(Data)

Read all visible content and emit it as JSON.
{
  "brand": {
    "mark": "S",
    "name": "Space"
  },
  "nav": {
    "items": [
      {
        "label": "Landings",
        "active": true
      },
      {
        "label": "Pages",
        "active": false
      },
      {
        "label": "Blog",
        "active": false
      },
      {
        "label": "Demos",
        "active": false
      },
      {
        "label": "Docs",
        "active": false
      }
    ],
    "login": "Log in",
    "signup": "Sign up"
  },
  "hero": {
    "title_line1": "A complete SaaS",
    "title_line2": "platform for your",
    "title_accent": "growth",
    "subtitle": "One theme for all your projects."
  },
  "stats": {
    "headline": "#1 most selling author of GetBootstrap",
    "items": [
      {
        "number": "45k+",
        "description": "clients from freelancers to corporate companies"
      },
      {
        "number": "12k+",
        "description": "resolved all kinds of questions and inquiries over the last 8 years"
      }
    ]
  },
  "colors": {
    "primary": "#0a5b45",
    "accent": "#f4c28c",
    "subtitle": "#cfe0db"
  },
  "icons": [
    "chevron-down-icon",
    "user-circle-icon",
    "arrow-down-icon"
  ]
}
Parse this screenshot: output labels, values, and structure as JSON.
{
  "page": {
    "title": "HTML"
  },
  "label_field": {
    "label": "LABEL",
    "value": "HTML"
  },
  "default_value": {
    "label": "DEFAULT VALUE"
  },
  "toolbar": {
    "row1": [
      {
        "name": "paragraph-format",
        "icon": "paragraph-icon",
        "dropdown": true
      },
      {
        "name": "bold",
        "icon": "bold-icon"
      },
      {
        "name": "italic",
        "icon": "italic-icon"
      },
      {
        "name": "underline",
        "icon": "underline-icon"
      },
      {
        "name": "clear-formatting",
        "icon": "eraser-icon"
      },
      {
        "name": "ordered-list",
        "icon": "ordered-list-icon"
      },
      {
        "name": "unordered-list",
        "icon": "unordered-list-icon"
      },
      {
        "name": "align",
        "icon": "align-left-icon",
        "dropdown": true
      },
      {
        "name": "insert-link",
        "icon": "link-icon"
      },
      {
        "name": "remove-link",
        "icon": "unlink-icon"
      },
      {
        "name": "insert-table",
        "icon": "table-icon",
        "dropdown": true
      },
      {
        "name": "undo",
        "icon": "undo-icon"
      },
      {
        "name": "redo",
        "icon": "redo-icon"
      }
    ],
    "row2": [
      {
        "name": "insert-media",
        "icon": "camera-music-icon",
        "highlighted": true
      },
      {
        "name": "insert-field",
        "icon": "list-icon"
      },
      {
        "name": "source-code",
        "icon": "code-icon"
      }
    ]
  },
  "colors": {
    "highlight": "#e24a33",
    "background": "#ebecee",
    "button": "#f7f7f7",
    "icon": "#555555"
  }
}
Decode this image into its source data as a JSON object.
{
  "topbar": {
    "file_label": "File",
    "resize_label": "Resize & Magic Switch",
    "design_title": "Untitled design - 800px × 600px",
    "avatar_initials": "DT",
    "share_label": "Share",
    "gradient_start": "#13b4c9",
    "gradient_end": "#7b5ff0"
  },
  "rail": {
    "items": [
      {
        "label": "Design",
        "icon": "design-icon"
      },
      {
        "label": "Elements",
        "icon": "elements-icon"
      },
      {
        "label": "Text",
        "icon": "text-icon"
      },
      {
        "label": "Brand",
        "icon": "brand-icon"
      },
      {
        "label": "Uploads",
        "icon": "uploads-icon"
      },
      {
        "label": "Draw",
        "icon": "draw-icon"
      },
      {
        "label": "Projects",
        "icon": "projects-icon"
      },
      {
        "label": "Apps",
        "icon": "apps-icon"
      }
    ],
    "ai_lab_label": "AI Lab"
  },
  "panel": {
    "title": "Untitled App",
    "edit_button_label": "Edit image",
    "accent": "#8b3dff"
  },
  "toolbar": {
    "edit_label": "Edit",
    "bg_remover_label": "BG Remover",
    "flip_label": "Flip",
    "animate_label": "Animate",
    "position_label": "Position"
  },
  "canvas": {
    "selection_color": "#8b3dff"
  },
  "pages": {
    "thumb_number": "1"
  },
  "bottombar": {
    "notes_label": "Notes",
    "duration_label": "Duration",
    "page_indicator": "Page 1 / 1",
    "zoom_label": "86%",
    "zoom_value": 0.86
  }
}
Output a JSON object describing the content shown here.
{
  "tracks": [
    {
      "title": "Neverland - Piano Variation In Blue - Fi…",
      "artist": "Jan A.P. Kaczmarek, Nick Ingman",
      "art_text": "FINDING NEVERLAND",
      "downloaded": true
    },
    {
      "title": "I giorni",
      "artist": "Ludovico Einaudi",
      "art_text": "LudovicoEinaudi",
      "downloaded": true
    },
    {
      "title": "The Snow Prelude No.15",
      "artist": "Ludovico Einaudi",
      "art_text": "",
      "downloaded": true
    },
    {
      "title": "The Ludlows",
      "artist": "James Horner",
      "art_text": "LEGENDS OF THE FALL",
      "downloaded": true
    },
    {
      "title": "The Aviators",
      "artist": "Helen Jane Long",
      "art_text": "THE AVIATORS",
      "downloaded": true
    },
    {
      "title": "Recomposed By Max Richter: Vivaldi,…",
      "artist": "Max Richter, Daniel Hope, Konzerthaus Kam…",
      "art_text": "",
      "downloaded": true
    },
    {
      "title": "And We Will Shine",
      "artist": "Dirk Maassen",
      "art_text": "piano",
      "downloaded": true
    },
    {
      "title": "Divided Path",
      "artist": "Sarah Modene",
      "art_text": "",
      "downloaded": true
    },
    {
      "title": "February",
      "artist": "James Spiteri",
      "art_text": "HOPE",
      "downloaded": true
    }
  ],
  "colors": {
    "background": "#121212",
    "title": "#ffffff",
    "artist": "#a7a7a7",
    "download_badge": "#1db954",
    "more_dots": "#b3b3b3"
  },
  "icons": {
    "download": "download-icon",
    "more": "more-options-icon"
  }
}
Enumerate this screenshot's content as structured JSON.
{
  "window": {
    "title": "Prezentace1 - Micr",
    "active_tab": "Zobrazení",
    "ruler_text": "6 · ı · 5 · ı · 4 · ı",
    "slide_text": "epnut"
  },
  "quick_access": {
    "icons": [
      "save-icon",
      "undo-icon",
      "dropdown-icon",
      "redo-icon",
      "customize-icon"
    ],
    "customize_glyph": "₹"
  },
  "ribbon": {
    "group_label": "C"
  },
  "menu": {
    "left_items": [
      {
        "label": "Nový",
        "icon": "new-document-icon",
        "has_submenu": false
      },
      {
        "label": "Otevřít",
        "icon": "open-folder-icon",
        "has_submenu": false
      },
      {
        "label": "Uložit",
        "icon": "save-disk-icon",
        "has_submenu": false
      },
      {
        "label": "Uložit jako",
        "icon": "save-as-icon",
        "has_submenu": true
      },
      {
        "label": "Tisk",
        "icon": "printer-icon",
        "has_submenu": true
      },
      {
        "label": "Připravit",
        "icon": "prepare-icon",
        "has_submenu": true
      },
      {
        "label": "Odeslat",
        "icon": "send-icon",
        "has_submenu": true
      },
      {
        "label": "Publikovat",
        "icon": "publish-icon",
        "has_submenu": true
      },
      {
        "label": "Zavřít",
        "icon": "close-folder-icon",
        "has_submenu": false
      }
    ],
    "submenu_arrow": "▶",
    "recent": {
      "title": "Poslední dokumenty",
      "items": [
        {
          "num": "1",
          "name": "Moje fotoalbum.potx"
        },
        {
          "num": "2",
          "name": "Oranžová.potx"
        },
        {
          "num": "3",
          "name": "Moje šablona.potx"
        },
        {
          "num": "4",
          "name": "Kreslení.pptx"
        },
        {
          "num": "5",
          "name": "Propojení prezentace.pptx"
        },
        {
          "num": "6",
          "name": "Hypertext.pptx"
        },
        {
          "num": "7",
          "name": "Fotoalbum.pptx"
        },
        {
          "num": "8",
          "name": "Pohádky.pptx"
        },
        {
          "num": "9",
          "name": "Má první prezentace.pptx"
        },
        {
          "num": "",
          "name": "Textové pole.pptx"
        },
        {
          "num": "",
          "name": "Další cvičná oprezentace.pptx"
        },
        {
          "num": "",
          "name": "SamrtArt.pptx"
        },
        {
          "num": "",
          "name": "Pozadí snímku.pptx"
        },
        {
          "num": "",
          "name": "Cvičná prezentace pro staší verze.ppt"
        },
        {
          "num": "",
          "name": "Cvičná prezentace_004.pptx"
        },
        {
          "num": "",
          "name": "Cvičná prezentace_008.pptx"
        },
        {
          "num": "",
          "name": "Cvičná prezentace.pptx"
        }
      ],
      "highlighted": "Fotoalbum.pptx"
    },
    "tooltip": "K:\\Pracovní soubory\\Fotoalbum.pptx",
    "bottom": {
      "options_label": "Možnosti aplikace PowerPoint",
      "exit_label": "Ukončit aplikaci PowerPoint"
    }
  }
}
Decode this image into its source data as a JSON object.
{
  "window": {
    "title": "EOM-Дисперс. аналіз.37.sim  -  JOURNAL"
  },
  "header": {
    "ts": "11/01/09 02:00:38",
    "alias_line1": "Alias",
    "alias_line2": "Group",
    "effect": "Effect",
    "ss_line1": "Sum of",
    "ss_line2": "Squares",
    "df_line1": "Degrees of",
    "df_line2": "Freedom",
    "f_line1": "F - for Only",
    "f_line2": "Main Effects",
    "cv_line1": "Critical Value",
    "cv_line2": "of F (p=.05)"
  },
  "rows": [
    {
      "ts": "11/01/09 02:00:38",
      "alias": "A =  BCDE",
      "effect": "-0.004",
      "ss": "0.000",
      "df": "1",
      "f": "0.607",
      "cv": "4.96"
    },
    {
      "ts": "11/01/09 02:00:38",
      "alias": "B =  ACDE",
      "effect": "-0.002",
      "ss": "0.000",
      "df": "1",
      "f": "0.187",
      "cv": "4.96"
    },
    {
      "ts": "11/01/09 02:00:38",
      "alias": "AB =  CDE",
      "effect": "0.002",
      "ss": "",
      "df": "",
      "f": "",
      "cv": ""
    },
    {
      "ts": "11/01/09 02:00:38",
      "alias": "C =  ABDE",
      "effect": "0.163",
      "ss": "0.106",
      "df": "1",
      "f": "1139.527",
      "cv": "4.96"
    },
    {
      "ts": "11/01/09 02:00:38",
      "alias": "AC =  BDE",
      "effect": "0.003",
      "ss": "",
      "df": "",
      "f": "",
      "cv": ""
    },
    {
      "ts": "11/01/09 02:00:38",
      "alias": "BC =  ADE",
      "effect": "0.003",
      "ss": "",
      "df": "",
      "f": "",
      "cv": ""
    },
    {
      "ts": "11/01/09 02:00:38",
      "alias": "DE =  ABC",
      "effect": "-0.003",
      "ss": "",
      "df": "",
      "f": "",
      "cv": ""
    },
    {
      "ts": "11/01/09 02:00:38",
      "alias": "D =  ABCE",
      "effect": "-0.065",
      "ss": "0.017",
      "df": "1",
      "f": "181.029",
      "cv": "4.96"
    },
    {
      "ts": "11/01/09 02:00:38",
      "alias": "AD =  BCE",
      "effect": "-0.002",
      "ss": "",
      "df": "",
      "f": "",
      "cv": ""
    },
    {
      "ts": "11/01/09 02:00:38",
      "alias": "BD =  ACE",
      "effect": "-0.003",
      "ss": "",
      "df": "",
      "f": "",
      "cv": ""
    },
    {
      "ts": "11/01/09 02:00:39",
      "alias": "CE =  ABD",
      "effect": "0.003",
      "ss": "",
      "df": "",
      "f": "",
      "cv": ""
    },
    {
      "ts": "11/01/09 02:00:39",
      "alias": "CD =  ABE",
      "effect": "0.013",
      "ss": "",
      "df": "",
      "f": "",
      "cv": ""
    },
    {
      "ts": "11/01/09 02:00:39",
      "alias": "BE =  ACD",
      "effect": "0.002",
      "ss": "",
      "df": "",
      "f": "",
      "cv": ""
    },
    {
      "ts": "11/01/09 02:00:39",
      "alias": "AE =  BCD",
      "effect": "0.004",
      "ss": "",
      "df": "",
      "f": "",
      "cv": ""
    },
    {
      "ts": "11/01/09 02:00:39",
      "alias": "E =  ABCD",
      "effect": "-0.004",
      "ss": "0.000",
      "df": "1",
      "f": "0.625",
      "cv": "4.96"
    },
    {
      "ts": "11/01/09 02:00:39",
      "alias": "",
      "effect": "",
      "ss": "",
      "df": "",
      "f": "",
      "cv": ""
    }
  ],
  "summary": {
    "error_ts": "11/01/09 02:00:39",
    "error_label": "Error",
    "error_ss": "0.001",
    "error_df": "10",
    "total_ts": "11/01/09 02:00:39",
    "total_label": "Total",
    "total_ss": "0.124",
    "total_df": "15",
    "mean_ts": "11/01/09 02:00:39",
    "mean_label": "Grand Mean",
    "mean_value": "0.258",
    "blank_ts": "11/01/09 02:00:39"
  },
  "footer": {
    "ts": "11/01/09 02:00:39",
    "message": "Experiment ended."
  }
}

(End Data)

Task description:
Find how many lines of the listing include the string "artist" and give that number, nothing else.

Answer space:
10